Overcoming Grief . . . The Power of Forgiveness

I am sorryserene water view signifying the healing of grief in Marin
Please forgive me
Thank you
I love you

Ho’oponopono,
Ancient Hawaiian Healing Prayer

This Hawaiian prayer asks us to assume 100% responsibility for everything that crosses our path. The best thing we can take from any experience is the lesson, without resenting the teacher or ourselves.

Anything that needs clearing can be done by repeating those four golden phrases. Try saying them over and over in your mind, either in solitude or while engaged in any “situation.”

Here is an example of how you can personalize the prayer:

I am sorry (for my part in this situation, for being unaware)

Please forgive me (for whatever contribution I made, I didn’t know what I was creating)

Thank you (for the miraculous possibility of erasing this, for taking care of this, God)

I love you (reconnect to Divine Love, God, universal intelligence, the person, or myself)

I apologize (for any hurt I brought you)

I forgive you (for any hurt you brought me)

Thank you ( for all the good times and the growth)

I love you (only love is real)

Louise Hay, in her book Meditations to Heal Your Life, wraps up her Forgiveness Meditation with this: “I go about my own business of clearing the unforgiving parts of my mind, and I allow the love to come in. Then I am healed.”

Let’s face it, being unforgiving is detrimental to our health. Plus, the energy it takes detracts from the success of our current projects and joie de vivre!

Even if someone appears to have been deliberately devious or hurtful, blaming them or replaying the bad soap opera reruns in our mind only punishes us, never the perpetrator.

Next week, I’ll give you five ways to be your own best friend, and support you in forgiving yourself and others.

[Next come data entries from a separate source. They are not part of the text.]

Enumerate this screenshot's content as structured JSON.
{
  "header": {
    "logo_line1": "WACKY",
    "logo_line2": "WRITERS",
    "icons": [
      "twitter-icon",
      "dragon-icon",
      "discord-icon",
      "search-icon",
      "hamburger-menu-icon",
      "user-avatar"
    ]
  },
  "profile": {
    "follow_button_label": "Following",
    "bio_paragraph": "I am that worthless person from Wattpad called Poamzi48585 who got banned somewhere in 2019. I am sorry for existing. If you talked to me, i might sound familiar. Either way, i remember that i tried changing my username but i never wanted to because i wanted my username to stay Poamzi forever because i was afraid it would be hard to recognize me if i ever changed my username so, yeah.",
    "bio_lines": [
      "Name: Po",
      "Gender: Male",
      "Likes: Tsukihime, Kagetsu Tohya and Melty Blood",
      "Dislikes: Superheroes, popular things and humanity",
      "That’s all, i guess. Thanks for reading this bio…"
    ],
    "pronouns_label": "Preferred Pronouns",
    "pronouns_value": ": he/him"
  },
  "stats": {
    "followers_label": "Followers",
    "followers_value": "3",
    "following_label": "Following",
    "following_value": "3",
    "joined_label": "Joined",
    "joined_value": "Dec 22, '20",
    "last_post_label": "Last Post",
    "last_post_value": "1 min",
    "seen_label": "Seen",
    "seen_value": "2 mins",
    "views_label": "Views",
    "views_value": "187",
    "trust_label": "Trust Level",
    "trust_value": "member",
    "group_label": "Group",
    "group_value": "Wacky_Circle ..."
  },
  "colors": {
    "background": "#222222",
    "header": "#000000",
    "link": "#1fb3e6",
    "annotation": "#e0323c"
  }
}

Click to learn more about my personal journey through loss and recovery, as well as Moving Past Grief services.